Knees get a lot of attention in the sports pages, where injuries sideline stars. But it’s not just pro athletes who battle knee problems. Recreational athletes are laid up by bum knees, too, an occurrence becoming more common as baby boomers continue to be physically active much later in life than previous generations.
“It’s become the No. 1 soft-tissue sports injury,” Kyle said. “The sheer number of recreational athletes — the weekend warriors — has a lot to do with that volume. The baby boomers are remaining incredibly active.”
Gender equality also is a factor, he said. It used to be just men who complained about the stereotypical “old sports injury.” With the explosive growth in girls’ athletics, that’s no longer the case.
“A generation ago, you didn’t have girls playing hockey or girls playing rugby,” Kyle said. “Now they’re involved in all sports.”
Some people who face chronic problems grumble that knees are the weak link in the chain. Doctors disagree.
“The knee is actually very strong,” said Ed Laskowski, co-director of the Mayo Clinic’s Sports Medicine Center. “It can handle most physical extremes. We’re all playing sports at a higher level than we used to. We’re bigger, faster and stronger. All things considered, it’s a very strong and stable joint.”

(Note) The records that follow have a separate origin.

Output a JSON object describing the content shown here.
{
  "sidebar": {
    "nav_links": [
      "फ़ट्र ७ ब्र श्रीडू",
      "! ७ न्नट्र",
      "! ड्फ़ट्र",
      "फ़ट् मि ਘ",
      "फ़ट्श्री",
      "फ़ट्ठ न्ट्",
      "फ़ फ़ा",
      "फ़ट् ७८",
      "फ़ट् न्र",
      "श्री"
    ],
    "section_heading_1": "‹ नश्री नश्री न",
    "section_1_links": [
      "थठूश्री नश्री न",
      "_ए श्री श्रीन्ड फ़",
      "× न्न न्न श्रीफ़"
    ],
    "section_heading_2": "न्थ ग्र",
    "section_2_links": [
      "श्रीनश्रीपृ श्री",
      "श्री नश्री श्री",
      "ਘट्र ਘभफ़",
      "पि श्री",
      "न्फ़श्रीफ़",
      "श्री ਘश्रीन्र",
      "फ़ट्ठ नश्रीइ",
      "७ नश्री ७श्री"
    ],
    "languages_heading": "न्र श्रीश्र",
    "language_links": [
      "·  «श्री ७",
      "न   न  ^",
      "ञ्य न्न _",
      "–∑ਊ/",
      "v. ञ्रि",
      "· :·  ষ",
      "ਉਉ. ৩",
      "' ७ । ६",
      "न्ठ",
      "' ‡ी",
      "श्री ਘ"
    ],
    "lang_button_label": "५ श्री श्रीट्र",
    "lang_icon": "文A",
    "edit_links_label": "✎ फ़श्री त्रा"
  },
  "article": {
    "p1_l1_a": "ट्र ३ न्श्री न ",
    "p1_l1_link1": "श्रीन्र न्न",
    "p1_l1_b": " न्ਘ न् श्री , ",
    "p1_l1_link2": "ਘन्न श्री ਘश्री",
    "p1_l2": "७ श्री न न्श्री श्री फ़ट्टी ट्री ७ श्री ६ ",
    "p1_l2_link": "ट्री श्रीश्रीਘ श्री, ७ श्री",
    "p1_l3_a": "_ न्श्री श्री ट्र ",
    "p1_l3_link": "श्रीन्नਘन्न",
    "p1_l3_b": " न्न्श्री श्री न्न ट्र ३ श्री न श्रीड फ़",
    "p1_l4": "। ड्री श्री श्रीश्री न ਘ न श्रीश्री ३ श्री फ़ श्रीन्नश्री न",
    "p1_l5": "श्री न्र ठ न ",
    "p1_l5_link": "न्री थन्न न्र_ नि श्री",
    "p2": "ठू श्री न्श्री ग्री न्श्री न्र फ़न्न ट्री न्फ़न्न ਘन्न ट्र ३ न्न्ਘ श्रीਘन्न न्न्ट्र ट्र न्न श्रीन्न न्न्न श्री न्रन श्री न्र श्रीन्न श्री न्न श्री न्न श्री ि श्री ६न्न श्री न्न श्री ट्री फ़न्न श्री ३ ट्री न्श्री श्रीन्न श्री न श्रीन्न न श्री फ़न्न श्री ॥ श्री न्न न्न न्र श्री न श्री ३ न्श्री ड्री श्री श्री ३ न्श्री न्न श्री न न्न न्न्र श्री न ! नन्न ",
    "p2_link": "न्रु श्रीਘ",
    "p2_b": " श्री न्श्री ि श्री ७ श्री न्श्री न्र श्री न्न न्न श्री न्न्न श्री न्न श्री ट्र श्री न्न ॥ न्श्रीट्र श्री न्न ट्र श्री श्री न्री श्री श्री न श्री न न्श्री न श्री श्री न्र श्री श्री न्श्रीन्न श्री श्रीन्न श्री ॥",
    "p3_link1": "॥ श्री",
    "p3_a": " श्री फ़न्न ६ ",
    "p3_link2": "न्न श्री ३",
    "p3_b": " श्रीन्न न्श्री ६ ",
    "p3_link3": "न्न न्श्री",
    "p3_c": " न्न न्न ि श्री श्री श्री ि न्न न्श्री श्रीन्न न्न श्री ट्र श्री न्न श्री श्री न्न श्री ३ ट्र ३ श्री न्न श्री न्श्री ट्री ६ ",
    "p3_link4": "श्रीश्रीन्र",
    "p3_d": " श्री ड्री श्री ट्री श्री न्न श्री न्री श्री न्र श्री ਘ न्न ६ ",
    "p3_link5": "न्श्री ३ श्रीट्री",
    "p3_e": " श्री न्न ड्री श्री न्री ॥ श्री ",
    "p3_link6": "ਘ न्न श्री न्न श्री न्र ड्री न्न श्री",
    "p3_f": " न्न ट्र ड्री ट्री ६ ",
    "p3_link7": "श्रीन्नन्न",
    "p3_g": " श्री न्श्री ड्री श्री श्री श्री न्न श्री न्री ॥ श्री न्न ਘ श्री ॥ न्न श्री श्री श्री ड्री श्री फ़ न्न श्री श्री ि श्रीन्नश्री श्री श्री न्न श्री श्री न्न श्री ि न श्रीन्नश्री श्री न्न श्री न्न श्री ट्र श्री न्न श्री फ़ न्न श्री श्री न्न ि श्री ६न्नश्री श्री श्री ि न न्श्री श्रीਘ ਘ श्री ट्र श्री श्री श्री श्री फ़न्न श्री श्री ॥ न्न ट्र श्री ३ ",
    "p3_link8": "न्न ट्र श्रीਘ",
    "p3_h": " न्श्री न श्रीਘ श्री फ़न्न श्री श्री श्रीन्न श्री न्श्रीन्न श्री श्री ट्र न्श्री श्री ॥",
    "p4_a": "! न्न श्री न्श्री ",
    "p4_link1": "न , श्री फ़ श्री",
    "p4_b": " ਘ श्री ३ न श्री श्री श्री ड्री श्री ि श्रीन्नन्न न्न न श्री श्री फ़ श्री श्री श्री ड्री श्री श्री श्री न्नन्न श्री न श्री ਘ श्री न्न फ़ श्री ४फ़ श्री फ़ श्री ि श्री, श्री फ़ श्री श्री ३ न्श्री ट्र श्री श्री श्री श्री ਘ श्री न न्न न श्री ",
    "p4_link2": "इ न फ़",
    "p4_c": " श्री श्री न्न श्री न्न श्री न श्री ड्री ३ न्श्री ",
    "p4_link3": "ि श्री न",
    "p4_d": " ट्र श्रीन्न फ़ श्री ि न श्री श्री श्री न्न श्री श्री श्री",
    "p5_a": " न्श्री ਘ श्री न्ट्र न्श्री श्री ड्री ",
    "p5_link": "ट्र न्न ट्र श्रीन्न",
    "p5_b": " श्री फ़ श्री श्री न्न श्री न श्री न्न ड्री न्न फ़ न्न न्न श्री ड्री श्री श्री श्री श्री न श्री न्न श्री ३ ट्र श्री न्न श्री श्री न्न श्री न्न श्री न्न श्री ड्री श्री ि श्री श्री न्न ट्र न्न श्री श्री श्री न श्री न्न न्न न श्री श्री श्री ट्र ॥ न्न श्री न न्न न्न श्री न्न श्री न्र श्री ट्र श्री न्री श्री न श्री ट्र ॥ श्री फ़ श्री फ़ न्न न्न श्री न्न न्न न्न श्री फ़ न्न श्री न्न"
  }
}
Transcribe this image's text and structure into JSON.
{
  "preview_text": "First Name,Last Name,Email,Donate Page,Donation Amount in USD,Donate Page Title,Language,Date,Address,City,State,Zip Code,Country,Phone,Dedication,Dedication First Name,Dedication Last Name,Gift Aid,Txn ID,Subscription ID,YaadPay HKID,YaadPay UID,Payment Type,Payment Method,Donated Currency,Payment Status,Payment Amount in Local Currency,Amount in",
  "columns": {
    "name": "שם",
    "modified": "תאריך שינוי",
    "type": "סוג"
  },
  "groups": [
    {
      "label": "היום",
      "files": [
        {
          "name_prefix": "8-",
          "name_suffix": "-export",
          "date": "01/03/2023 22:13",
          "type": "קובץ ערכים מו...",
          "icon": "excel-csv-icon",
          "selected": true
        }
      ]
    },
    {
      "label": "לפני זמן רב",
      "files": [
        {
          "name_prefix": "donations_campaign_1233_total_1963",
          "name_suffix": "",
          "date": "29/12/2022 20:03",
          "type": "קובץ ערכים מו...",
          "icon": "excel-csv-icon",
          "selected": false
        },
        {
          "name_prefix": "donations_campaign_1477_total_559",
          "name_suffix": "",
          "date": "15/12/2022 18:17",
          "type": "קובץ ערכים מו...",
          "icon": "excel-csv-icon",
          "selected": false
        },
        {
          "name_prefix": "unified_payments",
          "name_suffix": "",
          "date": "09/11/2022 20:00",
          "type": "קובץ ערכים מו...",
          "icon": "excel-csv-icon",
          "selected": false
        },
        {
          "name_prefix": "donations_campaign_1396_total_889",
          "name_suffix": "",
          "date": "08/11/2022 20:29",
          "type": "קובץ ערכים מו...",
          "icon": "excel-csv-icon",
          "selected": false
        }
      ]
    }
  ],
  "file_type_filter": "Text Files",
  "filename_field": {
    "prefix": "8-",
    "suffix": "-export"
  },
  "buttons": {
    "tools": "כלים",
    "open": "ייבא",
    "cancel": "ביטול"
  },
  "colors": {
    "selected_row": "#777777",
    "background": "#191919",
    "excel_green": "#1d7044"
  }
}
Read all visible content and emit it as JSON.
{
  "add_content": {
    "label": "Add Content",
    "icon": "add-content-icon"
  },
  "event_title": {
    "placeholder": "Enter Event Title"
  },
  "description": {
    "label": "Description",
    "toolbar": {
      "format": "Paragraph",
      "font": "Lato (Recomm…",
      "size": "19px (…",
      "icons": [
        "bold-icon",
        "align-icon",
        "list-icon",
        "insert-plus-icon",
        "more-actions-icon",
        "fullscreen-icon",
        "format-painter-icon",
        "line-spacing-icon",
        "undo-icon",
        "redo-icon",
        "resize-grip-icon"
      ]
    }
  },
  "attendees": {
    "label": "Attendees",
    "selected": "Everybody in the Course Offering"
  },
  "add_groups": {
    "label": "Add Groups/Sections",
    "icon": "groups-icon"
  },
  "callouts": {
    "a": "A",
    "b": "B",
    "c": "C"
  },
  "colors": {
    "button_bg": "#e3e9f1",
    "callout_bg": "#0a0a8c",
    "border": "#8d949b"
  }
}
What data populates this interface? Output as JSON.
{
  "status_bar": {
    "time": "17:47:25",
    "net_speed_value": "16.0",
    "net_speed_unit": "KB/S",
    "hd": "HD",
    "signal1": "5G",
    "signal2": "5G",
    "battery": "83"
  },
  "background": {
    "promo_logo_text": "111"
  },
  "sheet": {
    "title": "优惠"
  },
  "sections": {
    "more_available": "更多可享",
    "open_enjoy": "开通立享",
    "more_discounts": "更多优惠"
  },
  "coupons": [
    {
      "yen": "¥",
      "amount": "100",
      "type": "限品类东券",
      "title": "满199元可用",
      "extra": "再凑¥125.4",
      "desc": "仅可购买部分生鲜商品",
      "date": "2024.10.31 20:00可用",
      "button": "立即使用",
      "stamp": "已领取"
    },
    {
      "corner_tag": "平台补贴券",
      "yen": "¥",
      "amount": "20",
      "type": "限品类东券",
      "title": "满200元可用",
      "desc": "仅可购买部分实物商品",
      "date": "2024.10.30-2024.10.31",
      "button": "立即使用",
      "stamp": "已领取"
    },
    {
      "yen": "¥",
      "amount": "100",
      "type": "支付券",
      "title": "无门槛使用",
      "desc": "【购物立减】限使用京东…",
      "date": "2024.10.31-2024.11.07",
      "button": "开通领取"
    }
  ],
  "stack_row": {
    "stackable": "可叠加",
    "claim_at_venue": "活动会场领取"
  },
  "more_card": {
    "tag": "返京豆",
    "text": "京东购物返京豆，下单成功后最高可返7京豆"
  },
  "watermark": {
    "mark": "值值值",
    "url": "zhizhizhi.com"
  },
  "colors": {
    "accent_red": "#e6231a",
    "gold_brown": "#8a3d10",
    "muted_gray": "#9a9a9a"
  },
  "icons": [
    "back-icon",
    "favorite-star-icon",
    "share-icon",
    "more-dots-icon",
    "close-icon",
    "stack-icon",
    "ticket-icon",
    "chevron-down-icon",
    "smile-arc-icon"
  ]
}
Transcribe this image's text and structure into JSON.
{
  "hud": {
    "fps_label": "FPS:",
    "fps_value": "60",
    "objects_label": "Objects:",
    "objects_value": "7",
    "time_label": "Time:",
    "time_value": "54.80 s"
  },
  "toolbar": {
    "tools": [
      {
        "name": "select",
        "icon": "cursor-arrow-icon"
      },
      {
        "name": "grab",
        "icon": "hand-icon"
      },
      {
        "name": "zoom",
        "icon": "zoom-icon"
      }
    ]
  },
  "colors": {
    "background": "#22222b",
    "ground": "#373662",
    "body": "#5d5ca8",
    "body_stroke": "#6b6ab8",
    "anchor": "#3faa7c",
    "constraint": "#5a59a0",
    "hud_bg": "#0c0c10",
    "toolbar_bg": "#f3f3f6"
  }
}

But that strength and stability can disappear in a painful flash if we abuse it, a situation covering everything from taking a nasty fall when skiing, to using improper form while running, to overuse issues, including the strain of obesity. The good news is that all of those things are preventable, at least to an extent.
“Prevention is a huge, huge, huge part of what we do,” Kyle said.
You can even take steps to reduce falling. Balance and movement exercise like tai chi can help prevent falls, especially as we age. Muscle fatigue and poor conditioning also can play a role in knee injuries.
“I don’t know how many times I’ve had skiers tell me that they were hurt on what was going to be their last run of the day,” Laskowski said. “It’s muscle fatigue. At the end of a weeklong ski vacation, the muscles surrounding the knee can tire, and this can increase your injury risk.”
Conditioning is a key element in knee health, doctors insist. “If you want to play a sport in which you have to jump, cut and pivot and change directions fast, that’s fine,” Laskowski said. “But first make sure the tissues (in your knees) are prepared for that.”
He highlighted four areas of focus: flexibility, strength, aerobic condition and stability/balance. “You should prepare for the specific demands and movement patterns of the sport you’re going to do,” he said.
Bad form is another knee killer, especially for distance runners. Sometimes the problem can be solved with orthotic inserts or different shoes. Sports medicine therapists also can analyze your gait and alignment and recommend specific exercises to help reduce the risk of overuse injuries.
“Technique is one of the keys” to avoiding wear-and-tear injuries, Laskowski said. “You want the mechanics of the movement to be as good as they can be.”
Another cause of overuse injuries is insufficient rest. Jogging 10 miles every day might impress the folks in your running club, but if you could ask your knees, they’d probably have a different opinion.
“Cross-training is one of the best ways to avoid knee injuries,” Kyle said. “Muscles will regenerate; cartilage will not. You have to give cartilage a chance to rest. Instead of running every day, bike or swim. And whatever you do, do it in moderation. Give the tissues time to heal.”